Whether or not you’ve been following the story of the downtown Stevens Point seawall, this video is instructive. I’ve argued that there was a clear mandate from citizens attending the July 20 Stevens Point Common Council meeting about this issue, and the video below is a very accurate summary of how things went.
(Mike Richards video)
As I’ve noted before, not a soul who spoke — and there were a dozen — thought this was a fair assessment, including those who don’t live in the former floodplain and aren’t being assessed. Continue reading
This might be the most-circulated of all Gary Larson cartoons on the internet (search Google Images for “larson blah blah” — it’s astounding). But maybe that’s because this so aptly summarizes so many situations, including Monday’s common council meeting.
Participating in the July 20 Stevens Point Common Council meeting as a citizen was like trying to swim from the downstream side of Hoover Dam to the upstream side. Even if you’re strong enough to go against the current down at the base, you’re not going to get past the dam shaft.
I’ve watched many Point council meetings on video, but I’d never attended one until Monday. What I saw convinced me that, at least for now, many of our so-called local leaders are great at pinching pennies but don’t recognize good sense.
They still couldn’t figure out how to help the residents of Edgewater Manor. They also rubber-stamped an opportunistic shafting of more than 200 homeowners in the former FEMA flood plain, who are being required to pay for seawall improvement near downtown Stevens Point.
The council’s peformance could be described in many ways. I may have a lot more to say about this, and perhaps other council issues, in the future. For now, I’ll just say that the council and the city of Stevens Point only seem to hear what they want to hear.
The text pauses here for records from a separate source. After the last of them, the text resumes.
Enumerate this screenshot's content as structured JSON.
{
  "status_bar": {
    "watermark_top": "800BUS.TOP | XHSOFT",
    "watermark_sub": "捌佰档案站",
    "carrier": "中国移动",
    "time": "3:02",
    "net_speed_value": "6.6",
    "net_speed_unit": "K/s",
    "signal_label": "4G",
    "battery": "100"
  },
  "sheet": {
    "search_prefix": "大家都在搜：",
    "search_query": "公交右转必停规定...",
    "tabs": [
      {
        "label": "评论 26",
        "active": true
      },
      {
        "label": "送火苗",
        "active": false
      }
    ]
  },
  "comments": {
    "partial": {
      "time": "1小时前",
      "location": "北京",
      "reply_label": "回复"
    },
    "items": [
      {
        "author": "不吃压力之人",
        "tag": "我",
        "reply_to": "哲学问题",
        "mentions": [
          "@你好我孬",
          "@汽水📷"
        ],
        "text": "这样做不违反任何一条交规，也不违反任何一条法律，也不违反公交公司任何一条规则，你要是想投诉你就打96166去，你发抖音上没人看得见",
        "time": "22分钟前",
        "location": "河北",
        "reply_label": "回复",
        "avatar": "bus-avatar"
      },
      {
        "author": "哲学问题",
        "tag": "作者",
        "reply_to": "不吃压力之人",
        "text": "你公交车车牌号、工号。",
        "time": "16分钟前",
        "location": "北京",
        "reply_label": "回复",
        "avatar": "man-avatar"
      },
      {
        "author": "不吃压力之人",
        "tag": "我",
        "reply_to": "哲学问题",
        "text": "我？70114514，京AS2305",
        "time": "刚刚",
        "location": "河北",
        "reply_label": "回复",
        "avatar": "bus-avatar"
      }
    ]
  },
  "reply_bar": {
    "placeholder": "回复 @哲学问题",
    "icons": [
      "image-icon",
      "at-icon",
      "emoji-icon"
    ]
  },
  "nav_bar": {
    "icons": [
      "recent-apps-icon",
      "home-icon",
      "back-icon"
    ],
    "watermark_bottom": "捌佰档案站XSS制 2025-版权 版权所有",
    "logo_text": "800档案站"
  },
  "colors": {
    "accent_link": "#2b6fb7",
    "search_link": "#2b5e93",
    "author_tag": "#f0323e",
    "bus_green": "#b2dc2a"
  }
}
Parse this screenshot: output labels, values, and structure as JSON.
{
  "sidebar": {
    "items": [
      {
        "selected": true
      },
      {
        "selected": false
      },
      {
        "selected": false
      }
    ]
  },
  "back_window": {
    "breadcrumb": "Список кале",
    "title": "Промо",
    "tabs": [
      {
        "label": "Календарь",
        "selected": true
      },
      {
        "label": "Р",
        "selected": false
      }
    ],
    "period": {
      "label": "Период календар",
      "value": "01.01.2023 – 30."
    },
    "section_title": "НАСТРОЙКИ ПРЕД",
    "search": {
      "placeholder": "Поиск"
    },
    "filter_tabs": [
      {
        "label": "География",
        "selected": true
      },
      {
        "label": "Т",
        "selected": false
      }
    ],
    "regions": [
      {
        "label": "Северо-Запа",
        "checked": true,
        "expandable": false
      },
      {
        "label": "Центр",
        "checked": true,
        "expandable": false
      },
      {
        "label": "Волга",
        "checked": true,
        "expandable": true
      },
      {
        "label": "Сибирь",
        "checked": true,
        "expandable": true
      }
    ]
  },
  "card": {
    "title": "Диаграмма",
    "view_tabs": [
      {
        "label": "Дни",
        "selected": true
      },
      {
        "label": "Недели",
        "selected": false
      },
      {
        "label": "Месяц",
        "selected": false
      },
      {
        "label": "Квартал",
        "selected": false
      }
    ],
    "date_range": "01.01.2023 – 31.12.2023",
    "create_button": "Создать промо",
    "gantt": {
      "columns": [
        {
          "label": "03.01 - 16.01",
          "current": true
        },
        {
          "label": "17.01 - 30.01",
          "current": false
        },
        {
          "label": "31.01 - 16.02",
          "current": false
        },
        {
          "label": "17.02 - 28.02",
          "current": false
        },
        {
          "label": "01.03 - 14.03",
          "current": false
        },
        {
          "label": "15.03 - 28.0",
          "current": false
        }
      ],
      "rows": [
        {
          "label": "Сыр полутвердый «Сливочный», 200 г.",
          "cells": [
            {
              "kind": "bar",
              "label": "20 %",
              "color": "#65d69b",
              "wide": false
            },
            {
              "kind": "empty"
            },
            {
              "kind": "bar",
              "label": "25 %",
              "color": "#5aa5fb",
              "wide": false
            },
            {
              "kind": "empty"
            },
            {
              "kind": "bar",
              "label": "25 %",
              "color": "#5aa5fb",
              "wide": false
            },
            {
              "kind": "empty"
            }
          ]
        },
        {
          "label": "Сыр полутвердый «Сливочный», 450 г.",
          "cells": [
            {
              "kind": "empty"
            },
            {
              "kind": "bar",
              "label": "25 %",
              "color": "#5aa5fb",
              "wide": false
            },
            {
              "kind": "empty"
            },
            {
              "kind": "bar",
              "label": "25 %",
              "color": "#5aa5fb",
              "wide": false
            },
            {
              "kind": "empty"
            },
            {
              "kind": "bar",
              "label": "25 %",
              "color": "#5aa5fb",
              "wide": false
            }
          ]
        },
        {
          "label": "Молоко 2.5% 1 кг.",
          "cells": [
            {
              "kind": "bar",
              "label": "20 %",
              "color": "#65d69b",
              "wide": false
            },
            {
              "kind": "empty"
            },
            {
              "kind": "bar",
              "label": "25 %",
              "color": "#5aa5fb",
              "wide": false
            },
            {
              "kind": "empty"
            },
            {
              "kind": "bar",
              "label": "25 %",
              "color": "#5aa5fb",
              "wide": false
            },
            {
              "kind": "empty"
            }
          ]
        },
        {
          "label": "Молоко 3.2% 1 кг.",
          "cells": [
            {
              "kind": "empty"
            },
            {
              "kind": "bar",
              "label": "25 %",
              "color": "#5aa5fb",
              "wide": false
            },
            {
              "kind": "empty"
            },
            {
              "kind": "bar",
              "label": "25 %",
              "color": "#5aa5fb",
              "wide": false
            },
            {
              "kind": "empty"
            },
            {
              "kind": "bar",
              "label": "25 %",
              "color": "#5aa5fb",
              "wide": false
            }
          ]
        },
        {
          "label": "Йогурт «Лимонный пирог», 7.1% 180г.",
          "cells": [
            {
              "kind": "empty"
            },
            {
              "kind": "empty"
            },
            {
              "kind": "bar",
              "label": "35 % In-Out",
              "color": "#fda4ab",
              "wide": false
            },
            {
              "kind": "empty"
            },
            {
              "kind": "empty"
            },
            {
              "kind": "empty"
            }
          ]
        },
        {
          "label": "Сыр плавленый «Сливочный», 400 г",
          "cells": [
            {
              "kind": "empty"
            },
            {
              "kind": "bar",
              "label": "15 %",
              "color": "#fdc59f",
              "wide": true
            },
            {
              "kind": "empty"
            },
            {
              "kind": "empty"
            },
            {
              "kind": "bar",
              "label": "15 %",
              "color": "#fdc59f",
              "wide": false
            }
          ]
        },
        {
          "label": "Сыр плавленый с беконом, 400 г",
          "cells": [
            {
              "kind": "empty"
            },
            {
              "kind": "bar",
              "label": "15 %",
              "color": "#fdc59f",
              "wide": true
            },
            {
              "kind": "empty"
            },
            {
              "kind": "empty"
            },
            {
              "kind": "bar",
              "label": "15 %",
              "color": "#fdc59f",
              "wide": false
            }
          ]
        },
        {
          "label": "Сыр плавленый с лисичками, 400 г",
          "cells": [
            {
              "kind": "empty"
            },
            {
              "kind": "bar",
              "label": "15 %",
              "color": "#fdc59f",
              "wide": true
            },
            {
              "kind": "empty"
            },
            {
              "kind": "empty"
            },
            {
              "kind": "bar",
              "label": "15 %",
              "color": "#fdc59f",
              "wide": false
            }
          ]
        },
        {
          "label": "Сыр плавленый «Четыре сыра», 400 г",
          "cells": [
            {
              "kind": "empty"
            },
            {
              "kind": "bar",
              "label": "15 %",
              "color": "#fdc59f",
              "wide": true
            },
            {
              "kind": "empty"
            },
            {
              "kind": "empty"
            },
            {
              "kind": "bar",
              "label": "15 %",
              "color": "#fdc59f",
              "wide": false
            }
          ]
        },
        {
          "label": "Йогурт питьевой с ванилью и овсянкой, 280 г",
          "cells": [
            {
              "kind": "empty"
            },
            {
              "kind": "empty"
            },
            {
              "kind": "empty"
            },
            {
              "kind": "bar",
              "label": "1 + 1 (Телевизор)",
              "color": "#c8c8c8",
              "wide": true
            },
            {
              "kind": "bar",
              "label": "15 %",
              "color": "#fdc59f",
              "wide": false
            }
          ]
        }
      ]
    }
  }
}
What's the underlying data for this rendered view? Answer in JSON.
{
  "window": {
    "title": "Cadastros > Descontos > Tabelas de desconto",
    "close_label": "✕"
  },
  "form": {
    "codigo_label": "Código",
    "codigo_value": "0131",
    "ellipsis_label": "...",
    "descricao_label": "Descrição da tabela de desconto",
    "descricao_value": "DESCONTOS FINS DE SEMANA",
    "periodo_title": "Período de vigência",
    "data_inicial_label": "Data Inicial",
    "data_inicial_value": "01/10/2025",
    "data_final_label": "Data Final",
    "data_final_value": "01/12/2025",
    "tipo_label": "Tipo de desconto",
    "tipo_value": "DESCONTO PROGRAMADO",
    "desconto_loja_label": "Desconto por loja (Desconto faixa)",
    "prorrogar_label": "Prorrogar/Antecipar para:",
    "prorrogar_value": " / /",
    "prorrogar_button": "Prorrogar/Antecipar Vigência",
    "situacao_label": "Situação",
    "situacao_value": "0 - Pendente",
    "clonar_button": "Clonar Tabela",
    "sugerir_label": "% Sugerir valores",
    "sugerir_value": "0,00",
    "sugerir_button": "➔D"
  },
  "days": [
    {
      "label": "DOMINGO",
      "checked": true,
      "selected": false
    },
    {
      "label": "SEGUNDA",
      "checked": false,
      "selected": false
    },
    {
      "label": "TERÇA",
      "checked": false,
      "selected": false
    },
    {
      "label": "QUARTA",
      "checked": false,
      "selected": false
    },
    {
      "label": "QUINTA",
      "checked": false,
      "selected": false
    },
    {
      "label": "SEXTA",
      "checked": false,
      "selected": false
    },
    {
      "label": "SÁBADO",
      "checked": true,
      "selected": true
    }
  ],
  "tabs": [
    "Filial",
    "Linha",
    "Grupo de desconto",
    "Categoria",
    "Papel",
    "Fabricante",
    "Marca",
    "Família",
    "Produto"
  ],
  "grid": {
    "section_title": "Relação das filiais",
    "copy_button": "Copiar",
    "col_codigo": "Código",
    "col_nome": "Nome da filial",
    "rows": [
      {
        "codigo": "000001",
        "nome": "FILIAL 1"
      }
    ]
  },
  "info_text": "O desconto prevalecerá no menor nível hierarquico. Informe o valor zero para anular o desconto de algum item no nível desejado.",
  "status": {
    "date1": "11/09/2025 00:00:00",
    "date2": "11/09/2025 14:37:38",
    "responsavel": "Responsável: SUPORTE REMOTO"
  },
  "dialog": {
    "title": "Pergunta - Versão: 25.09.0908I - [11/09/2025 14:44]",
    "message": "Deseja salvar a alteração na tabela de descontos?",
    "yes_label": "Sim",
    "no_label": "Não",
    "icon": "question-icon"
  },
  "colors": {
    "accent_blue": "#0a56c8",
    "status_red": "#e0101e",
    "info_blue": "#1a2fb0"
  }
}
This was particularly true on the flood-control assessment issue. I don’t think I’ve ever seen a decision-making body get such a clear and unanimous mandate from its constituents, yet seem to care less about what any citizen said. The homeowners stuck with the bill made their hardship clear; other citizens strongly affirmed their willingness to share the cost as a city and thought the rest of the city would be willing, too. The consensus was as solid as a concrete seawall. Continue reading
Wait a minute. So those are my trucks behind that seawall? (Photo courtesy of Mike Richards)
Want to anger your neighbors? Invite them all to a party, then send the entire bill to just a few of them after the party is over, telling them they took two appetizers over the limit.
Now let’s take a step back and talk about flood insurance.
Unless it’s the IRS, there’s probably no federal agency more vilified than the Federal Emergency Management Agency — none I’d less like to work for, none that gets a worse rap, none that’s as underappreciated. That’s unfair to FEMA, but it’s also fair to say that none deserves our money less, as federal flood insurance is a boondoggle of the highest order.
About 200 Stevens Point property owners are finally going to be out from under the yoke of a program that encourages those with money to build stuff where they shouldn’t, where floods destroy it and then let all of us pay for rebuilding it. Except that I get to pay a whole lot more than most people do.
It’s a despicable political outcome to a well-intentioned but poorly executed effort, and as one of those unfortunate Point property owners, I say good riddance to the 100-year flood zone and its attendant insurance costs.
The city’s attempt to portray a few property owners as the sole beneficiaries of the seawall is a disingenous breach of trust and a violation of the most basic precepts of community.
For my family, the cost was scheduled to be more than $1,900 in 2015-16. The City of Stevens Point apparently feels that, because I and my fellow residents east of downtown had to flush that money down the toilet for all these years, we should happily accept an assessment to pay for buildup of a seawall that has removed us from this burden.
Essentially, because we had to live with a problem of someone else’s creation for many years, we shouldn’t be angry about having to pay for work in someone else’s backyard that finally gets rid of the problem and brings a number of other community benefits along with it. Continue reading